● Problem requirements
The records below must be output exactly, without pictures.

[Data records for software interfaces]

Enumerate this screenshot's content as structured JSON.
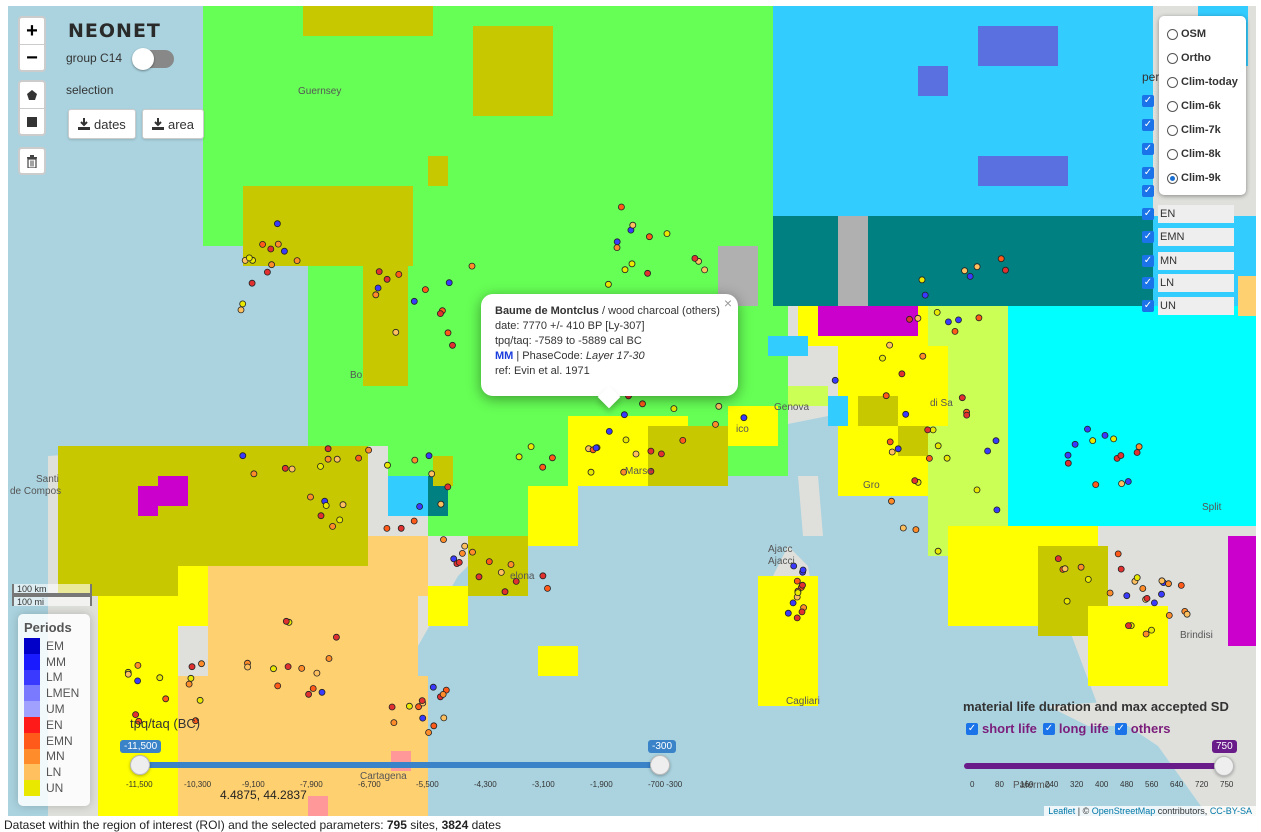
{
  "logo": {
    "part1": "NEO",
    "part2": "NET"
  },
  "controls": {
    "zoom_in": "+",
    "zoom_out": "−",
    "group_label": "group C14",
    "selection_label": "selection",
    "dates_button": "dates",
    "area_button": "area"
  },
  "layers": [
    "OSM",
    "Ortho",
    "Clim-today",
    "Clim-6k",
    "Clim-7k",
    "Clim-8k",
    "Clim-9k"
  ],
  "selected_layer": "Clim-9k",
  "period_panel": {
    "header": "per",
    "rows": [
      "EN",
      "EMN",
      "MN",
      "LN",
      "UN"
    ]
  },
  "popup": {
    "site": "Baume de Montclus",
    "material": " / wood charcoal (others)",
    "date_line": "date: 7770 +/- 410 BP [Ly-307]",
    "tpq_line": "tpq/taq: -7589 to -5889 cal BC",
    "period": "MM",
    "phase_label": " | PhaseCode: ",
    "phase_value": "Layer 17-30",
    "ref_line": "ref: Evin et al. 1971",
    "close": "×"
  },
  "scale": {
    "km": "100 km",
    "mi": "100 mi"
  },
  "legend": {
    "title": "Periods",
    "items": [
      {
        "label": "EM",
        "color": "#0000c8"
      },
      {
        "label": "MM",
        "color": "#1a1aff"
      },
      {
        "label": "LM",
        "color": "#3a3aff"
      },
      {
        "label": "LMEN",
        "color": "#7a7aff"
      },
      {
        "label": "UM",
        "color": "#a0a0ff"
      },
      {
        "label": "EN",
        "color": "#ff1a1a"
      },
      {
        "label": "EMN",
        "color": "#ff5a1a"
      },
      {
        "label": "MN",
        "color": "#ff8c2a"
      },
      {
        "label": "LN",
        "color": "#ffc060"
      },
      {
        "label": "UN",
        "color": "#e8e800"
      }
    ]
  },
  "tpq_slider": {
    "label": "tpq/taq (BC)",
    "min_tag": "-11,500",
    "max_tag": "-300",
    "ticks": [
      "-11,500",
      "-10,300",
      "-9,100",
      "-7,900",
      "-6,700",
      "-5,500",
      "-4,300",
      "-3,100",
      "-1,900",
      "-700 -300"
    ]
  },
  "coords": "4.4875, 44.2837",
  "mld": {
    "label": "material life duration and max accepted SD",
    "short": "short life",
    "long": "long life",
    "others": "others",
    "max_tag": "750",
    "ticks": [
      "0",
      "80",
      "160",
      "240",
      "320",
      "400",
      "480",
      "560",
      "640",
      "720",
      "750"
    ]
  },
  "cities": [
    {
      "name": "Guernsey"
    },
    {
      "name": "Bo"
    },
    {
      "name": "Santi"
    },
    {
      "name": "de Compos"
    },
    {
      "name": "Marse"
    },
    {
      "name": "Genova"
    },
    {
      "name": "Ajacc"
    },
    {
      "name": "Ajacci"
    },
    {
      "name": "Cagliari"
    },
    {
      "name": "Palermo"
    },
    {
      "name": "Brindisi"
    },
    {
      "name": "Cartagena"
    },
    {
      "name": "elona"
    },
    {
      "name": "Gro"
    },
    {
      "name": "di Sa"
    },
    {
      "name": "ico"
    },
    {
      "name": "Split"
    }
  ],
  "attribution": {
    "leaflet": "Leaflet",
    "mid": " | © ",
    "osm": "OpenStreetMap",
    "contrib": " contributors, ",
    "license": "CC-BY-SA"
  },
  "footer": {
    "text": "Dataset within the region of interest (ROI) and the selected parameters: ",
    "sites": "795",
    "sites_label": " sites, ",
    "dates": "3824",
    "dates_label": " dates"
  }
}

● Task solution
Enumerate this screenshot's content as structured JSON.
{
  "logo": {
    "part1": "NEO",
    "part2": "NET"
  },
  "controls": {
    "zoom_in": "+",
    "zoom_out": "−",
    "group_label": "group C14",
    "selection_label": "selection",
    "dates_button": "dates",
    "area_button": "area"
  },
  "layers": [
    "OSM",
    "Ortho",
    "Clim-today",
    "Clim-6k",
    "Clim-7k",
    "Clim-8k",
    "Clim-9k"
  ],
  "selected_layer": "Clim-9k",
  "period_panel": {
    "header": "per",
    "rows": [
      "EN",
      "EMN",
      "MN",
      "LN",
      "UN"
    ]
  },
  "popup": {
    "site": "Baume de Montclus",
    "material": " / wood charcoal (others)",
    "date_line": "date: 7770 +/- 410 BP [Ly-307]",
    "tpq_line": "tpq/taq: -7589 to -5889 cal BC",
    "period": "MM",
    "phase_label": " | PhaseCode: ",
    "phase_value": "Layer 17-30",
    "ref_line": "ref: Evin et al. 1971",
    "close": "×"
  },
  "scale": {
    "km": "100 km",
    "mi": "100 mi"
  },
  "legend": {
    "title": "Periods",
    "items": [
      {
        "label": "EM",
        "color": "#0000c8"
      },
      {
        "label": "MM",
        "color": "#1a1aff"
      },
      {
        "label": "LM",
        "color": "#3a3aff"
      },
      {
        "label": "LMEN",
        "color": "#7a7aff"
      },
      {
        "label": "UM",
        "color": "#a0a0ff"
      },
      {
        "label": "EN",
        "color": "#ff1a1a"
      },
      {
        "label": "EMN",
        "color": "#ff5a1a"
      },
      {
        "label": "MN",
        "color": "#ff8c2a"
      },
      {
        "label": "LN",
        "color": "#ffc060"
      },
      {
        "label": "UN",
        "color": "#e8e800"
      }
    ]
  },
  "tpq_slider": {
    "label": "tpq/taq (BC)",
    "min_tag": "-11,500",
    "max_tag": "-300",
    "ticks": [
      "-11,500",
      "-10,300",
      "-9,100",
      "-7,900",
      "-6,700",
      "-5,500",
      "-4,300",
      "-3,100",
      "-1,900",
      "-700 -300"
    ]
  },
  "coords": "4.4875, 44.2837",
  "mld": {
    "label": "material life duration and max accepted SD",
    "short": "short life",
    "long": "long life",
    "others": "others",
    "max_tag": "750",
    "ticks": [
      "0",
      "80",
      "160",
      "240",
      "320",
      "400",
      "480",
      "560",
      "640",
      "720",
      "750"
    ]
  },
  "cities": [
    {
      "name": "Guernsey"
    },
    {
      "name": "Bo"
    },
    {
      "name": "Santi"
    },
    {
      "name": "de Compos"
    },
    {
      "name": "Marse"
    },
    {
      "name": "Genova"
    },
    {
      "name": "Ajacc"
    },
    {
      "name": "Ajacci"
    },
    {
      "name": "Cagliari"
    },
    {
      "name": "Palermo"
    },
    {
      "name": "Brindisi"
    },
    {
      "name": "Cartagena"
    },
    {
      "name": "elona"
    },
    {
      "name": "Gro"
    },
    {
      "name": "di Sa"
    },
    {
      "name": "ico"
    },
    {
      "name": "Split"
    }
  ],
  "attribution": {
    "leaflet": "Leaflet",
    "mid": " | © ",
    "osm": "OpenStreetMap",
    "contrib": " contributors, ",
    "license": "CC-BY-SA"
  },
  "footer": {
    "text": "Dataset within the region of interest (ROI) and the selected parameters: ",
    "sites": "795",
    "sites_label": " sites, ",
    "dates": "3824",
    "dates_label": " dates"
  }
}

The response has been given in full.